§ **ACTION ITEM**
Give every entry again precisely as it appears.

___ EXERCISE INPUT ___

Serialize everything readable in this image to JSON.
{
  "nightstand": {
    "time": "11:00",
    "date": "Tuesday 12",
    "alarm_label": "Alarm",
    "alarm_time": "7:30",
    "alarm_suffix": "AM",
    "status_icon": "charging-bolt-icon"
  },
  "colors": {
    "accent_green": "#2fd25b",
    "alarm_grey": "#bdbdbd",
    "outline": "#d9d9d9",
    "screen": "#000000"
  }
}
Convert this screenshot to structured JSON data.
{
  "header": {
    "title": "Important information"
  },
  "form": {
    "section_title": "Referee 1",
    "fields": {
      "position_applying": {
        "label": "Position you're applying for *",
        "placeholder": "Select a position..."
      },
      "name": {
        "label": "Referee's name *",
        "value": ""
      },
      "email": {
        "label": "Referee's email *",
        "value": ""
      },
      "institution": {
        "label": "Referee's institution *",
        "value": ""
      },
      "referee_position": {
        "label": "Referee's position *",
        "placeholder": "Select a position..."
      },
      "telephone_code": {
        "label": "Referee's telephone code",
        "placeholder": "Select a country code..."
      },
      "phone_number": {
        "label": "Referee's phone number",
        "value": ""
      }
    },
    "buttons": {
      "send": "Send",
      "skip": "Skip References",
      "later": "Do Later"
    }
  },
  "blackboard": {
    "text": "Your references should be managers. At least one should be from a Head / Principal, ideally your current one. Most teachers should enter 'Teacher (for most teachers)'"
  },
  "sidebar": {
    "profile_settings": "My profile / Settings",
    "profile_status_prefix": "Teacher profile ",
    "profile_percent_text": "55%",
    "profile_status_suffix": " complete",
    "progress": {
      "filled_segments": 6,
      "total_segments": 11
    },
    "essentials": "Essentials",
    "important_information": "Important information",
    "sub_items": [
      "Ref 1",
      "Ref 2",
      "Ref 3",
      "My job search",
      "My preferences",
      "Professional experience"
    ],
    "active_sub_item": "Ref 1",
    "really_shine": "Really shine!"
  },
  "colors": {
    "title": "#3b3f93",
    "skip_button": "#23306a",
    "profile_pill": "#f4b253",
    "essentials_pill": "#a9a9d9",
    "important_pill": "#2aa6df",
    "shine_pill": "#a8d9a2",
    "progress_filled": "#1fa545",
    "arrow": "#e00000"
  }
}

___

§ **OUTPUT OF THE EXERCISE**
Serialize everything readable in this image to JSON.
{
  "nightstand": {
    "time": "11:00",
    "date": "Tuesday 12",
    "alarm_label": "Alarm",
    "alarm_time": "7:30",
    "alarm_suffix": "AM",
    "status_icon": "charging-bolt-icon"
  },
  "colors": {
    "accent_green": "#2fd25b",
    "alarm_grey": "#bdbdbd",
    "outline": "#d9d9d9",
    "screen": "#000000"
  }
}
Convert this screenshot to structured JSON data.
{
  "header": {
    "title": "Important information"
  },
  "form": {
    "section_title": "Referee 1",
    "fields": {
      "position_applying": {
        "label": "Position you're applying for *",
        "placeholder": "Select a position..."
      },
      "name": {
        "label": "Referee's name *",
        "value": ""
      },
      "email": {
        "label": "Referee's email *",
        "value": ""
      },
      "institution": {
        "label": "Referee's institution *",
        "value": ""
      },
      "referee_position": {
        "label": "Referee's position *",
        "placeholder": "Select a position..."
      },
      "telephone_code": {
        "label": "Referee's telephone code",
        "placeholder": "Select a country code..."
      },
      "phone_number": {
        "label": "Referee's phone number",
        "value": ""
      }
    },
    "buttons": {
      "send": "Send",
      "skip": "Skip References",
      "later": "Do Later"
    }
  },
  "blackboard": {
    "text": "Your references should be managers. At least one should be from a Head / Principal, ideally your current one. Most teachers should enter 'Teacher (for most teachers)'"
  },
  "sidebar": {
    "profile_settings": "My profile / Settings",
    "profile_status_prefix": "Teacher profile ",
    "profile_percent_text": "55%",
    "profile_status_suffix": " complete",
    "progress": {
      "filled_segments": 6,
      "total_segments": 11
    },
    "essentials": "Essentials",
    "important_information": "Important information",
    "sub_items": [
      "Ref 1",
      "Ref 2",
      "Ref 3",
      "My job search",
      "My preferences",
      "Professional experience"
    ],
    "active_sub_item": "Ref 1",
    "really_shine": "Really shine!"
  },
  "colors": {
    "title": "#3b3f93",
    "skip_button": "#23306a",
    "profile_pill": "#f4b253",
    "essentials_pill": "#a9a9d9",
    "important_pill": "#2aa6df",
    "shine_pill": "#a8d9a2",
    "progress_filled": "#1fa545",
    "arrow": "#e00000"
  }
}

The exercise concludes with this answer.